Required action: Lines that include "time" make up the answer; copy all of them from the data below.
· · · ·
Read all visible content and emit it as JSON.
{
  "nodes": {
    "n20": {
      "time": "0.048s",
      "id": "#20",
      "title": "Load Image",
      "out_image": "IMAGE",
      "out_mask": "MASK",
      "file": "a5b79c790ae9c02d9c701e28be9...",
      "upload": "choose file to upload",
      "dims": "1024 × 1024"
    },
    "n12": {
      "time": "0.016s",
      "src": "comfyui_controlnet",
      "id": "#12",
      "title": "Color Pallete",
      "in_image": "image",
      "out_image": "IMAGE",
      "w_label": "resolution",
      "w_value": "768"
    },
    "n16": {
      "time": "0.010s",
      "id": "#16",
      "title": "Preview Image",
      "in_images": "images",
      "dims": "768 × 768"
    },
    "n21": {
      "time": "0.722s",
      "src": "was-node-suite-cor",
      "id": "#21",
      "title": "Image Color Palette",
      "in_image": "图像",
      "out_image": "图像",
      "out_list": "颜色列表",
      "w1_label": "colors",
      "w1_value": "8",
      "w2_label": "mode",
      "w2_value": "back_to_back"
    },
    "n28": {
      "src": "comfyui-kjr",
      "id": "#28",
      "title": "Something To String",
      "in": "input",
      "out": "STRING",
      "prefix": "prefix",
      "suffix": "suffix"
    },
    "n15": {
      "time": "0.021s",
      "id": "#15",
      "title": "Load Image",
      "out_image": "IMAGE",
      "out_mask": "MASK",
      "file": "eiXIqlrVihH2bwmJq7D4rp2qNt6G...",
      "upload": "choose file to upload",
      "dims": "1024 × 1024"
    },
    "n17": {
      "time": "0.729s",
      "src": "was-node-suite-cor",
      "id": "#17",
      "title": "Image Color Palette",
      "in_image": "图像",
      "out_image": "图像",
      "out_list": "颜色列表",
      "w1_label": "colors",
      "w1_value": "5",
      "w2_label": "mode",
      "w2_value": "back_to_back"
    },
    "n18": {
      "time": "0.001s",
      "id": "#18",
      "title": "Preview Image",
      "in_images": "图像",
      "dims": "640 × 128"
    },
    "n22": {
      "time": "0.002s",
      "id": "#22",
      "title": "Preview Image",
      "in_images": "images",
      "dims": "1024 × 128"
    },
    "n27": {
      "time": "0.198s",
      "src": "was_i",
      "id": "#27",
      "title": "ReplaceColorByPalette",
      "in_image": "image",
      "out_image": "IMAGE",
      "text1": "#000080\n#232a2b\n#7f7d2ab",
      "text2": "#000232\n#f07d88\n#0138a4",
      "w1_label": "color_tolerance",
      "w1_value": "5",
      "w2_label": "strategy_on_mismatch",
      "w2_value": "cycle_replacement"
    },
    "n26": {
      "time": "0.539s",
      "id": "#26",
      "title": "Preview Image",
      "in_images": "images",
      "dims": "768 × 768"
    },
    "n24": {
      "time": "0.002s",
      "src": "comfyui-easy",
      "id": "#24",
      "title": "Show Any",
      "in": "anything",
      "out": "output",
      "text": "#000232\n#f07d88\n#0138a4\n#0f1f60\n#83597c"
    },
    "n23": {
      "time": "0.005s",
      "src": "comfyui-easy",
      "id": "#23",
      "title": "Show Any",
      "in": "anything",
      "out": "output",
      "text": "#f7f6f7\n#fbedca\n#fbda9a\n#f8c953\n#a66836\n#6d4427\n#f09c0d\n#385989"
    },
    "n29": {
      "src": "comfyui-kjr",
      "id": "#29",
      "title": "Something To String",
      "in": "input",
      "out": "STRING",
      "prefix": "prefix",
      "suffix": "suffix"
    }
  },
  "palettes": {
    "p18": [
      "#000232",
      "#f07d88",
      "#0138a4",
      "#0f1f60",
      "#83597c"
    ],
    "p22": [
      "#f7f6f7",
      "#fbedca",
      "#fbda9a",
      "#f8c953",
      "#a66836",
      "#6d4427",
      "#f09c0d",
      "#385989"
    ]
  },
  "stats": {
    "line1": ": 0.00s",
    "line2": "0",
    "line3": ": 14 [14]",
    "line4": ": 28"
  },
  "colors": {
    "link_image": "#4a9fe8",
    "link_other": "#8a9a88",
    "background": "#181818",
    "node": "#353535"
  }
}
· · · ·
Finished task:
      "time": "0.048s",
      "time": "0.016s",
      "time": "0.010s",
      "time": "0.722s",
      "time": "0.021s",
      "time": "0.729s",
      "time": "0.001s",
      "time": "0.002s",
      "time": "0.198s",
      "time": "0.539s",
      "time": "0.002s",
      "time": "0.005s",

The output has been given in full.